Stress doesn’t directly cause nosebleeds, but it can make them more likely. Stress and anxiety might cause you to do things that could lead to nosebleeds. This includes using certain medicines and facing health issues.

Managing stress, staying hydrated, and avoiding irritants can lower the risk. If you’re getting lots of nosebleeds, see a doctor right away. They can check for any serious health problems.

Summing up, stress can’t cause nosebleeds on its own. But, it can make other risks for nosebleeds higher. By handling stress and being careful, you can avoid nosebleeds from stress and anxiety.

So, it’s key to stay healthy overall and see a doctor when needed. This advice helps with both stress-related nosebleeds and others. Knowing stress can play a part, make good choices for your health.

FAQ

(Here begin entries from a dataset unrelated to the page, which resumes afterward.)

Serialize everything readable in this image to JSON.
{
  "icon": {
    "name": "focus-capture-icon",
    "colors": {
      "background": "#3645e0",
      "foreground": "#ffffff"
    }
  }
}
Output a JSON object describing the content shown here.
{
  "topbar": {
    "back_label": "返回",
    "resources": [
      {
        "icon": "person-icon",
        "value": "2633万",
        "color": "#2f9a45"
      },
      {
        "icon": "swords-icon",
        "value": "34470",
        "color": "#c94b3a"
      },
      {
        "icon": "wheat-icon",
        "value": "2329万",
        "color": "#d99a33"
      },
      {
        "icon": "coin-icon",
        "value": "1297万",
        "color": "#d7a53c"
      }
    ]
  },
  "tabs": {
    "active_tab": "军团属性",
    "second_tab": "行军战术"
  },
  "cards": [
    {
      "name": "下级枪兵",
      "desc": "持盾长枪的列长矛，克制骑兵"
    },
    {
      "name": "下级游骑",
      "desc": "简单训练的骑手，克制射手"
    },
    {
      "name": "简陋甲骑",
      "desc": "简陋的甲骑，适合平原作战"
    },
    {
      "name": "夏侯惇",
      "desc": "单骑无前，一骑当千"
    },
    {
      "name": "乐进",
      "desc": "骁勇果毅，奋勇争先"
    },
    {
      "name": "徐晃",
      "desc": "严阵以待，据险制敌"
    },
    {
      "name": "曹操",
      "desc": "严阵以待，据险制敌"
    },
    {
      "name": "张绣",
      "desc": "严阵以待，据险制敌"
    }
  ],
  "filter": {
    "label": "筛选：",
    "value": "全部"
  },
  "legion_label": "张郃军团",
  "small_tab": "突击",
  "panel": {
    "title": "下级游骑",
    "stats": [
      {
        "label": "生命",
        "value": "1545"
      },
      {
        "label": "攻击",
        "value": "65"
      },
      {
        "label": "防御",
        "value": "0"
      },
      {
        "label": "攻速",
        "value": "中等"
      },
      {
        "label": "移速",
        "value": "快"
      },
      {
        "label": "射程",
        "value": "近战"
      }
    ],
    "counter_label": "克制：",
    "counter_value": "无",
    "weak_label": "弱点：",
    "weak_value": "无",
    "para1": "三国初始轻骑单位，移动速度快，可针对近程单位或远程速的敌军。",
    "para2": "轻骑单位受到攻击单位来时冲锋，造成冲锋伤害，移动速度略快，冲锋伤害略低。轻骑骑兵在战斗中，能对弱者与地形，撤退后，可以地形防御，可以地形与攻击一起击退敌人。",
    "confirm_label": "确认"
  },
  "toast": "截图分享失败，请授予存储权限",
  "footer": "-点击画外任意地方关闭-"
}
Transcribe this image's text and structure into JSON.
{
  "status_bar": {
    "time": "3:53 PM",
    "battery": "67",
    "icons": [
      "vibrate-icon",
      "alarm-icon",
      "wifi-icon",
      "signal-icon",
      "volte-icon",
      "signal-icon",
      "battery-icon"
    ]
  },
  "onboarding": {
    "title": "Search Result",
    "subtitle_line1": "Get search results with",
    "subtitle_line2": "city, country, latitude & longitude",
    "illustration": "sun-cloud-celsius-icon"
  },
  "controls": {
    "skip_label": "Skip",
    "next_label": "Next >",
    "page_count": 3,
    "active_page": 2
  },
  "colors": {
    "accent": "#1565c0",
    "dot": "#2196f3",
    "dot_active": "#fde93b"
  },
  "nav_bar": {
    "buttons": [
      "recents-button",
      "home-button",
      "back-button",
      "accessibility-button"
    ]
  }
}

Can stress alone trigger nosebleeds?

Stress by itself might cause nosebleeds. But, it often links to other things like certain habits, illnesses, or taking specific drugs.

How common are nosebleeds?

They happen quite often. In the U.S., 1 in 200 ER visits are due to nosebleeds. People over 65 and young kids get them more.

What are the most common causes of nosebleeds?

Common reasons include dry nose, nose injuries, and health issues like high blood pressure. Medicine, such as blood thinners, can also up the risk.

How does stress contribute to nosebleeds?

When stressed, your body reacts. It releases cortisol, which makes blood vessels in your nose smaller. This can lead to a nosebleed.This happens because stress forces your body into fight-or-flight mode.

What are the telltale signs that my nosebleeds are stress-related?

Signs your nosebleeds relate to stress include more bleeds when anxious. They might stop if you relax. Stress might also bring headaches or affect your sleep.

What should I do if I have a nosebleed?

To stop a nosebleed, sit up and lean a bit forward. Pinch your nose for 10-15 minutes and breathe through your mouth. Put a cold cloth on your nose.Don’t blow your nose or put anything in it. This can make the bleeding worse.

When should I seek medical attention for a nosebleed?

See a doctor if the bleeding doesn’t stop after 20-30 minutes. Or if it’s severe. Also, if you feel dizzy or have trouble breathing.These can be signs of a bigger problem.

How can I prevent stress-induced nosebleeds?

To avoid nosebleeds from stress, try relaxation techniques like yoga. Stay hydrated, use a humidifier, and avoid nasal irritants. This includes avoiding smoking and not picking your nose.

When should I see a doctor for recurring nosebleeds?

If you have many nosebleeds or they are bad, see a doctor. It could point to a serious health issue like a blood disorder or a tumor.

How is high blood pressure related to nosebleeds?

The link between high blood pressure and nosebleeds is debated. But, it may make blood vessels break easier. Meds for high blood pressure can also cause harder-to-stop nosebleeds.